▸ **Task requirements**
Gather up every line from the entries below that uses the word "photo".

▸ **Excerpted data**
::::

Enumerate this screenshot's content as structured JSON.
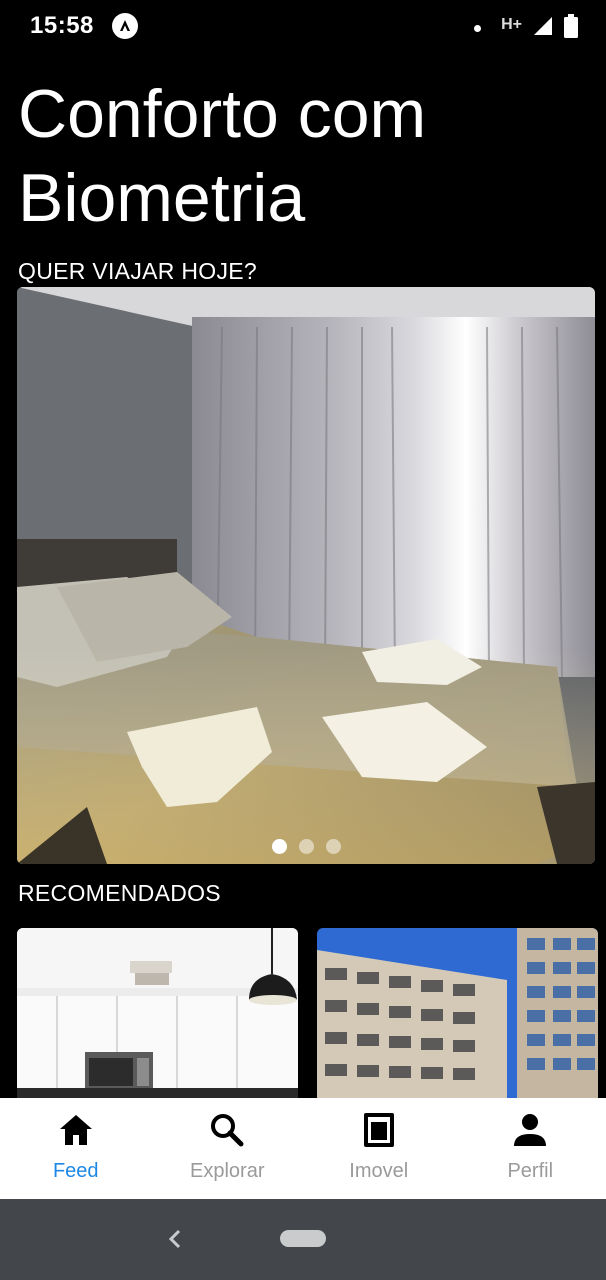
{
  "status_bar": {
    "time": "15:58",
    "network_type": "H+",
    "icons": [
      "app-notification-icon",
      "notification-dot-icon",
      "signal-icon",
      "battery-icon"
    ]
  },
  "header": {
    "title": "Conforto com Biometria"
  },
  "sections": {
    "travel_label": "QUER VIAJAR HOJE?",
    "recommended_label": "RECOMENDADOS"
  },
  "carousel": {
    "slide_count": 3,
    "active_index": 0,
    "image": "bedroom-photo"
  },
  "recommended": [
    {
      "image": "kitchen-photo"
    },
    {
      "image": "building-photo"
    }
  ],
  "tabs": [
    {
      "label": "Feed",
      "icon": "home-icon",
      "active": true
    },
    {
      "label": "Explorar",
      "icon": "search-icon",
      "active": false
    },
    {
      "label": "Imovel",
      "icon": "property-icon",
      "active": false
    },
    {
      "label": "Perfil",
      "icon": "person-icon",
      "active": false
    }
  ],
  "colors": {
    "background": "#000000",
    "accent": "#1e88e5",
    "tab_inactive": "#9a9a9a",
    "nav_bar": "#43474c"
  }
}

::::

▸ **Answer below**
    "image": "bedroom-photo"
      "image": "kitchen-photo"
      "image": "building-photo"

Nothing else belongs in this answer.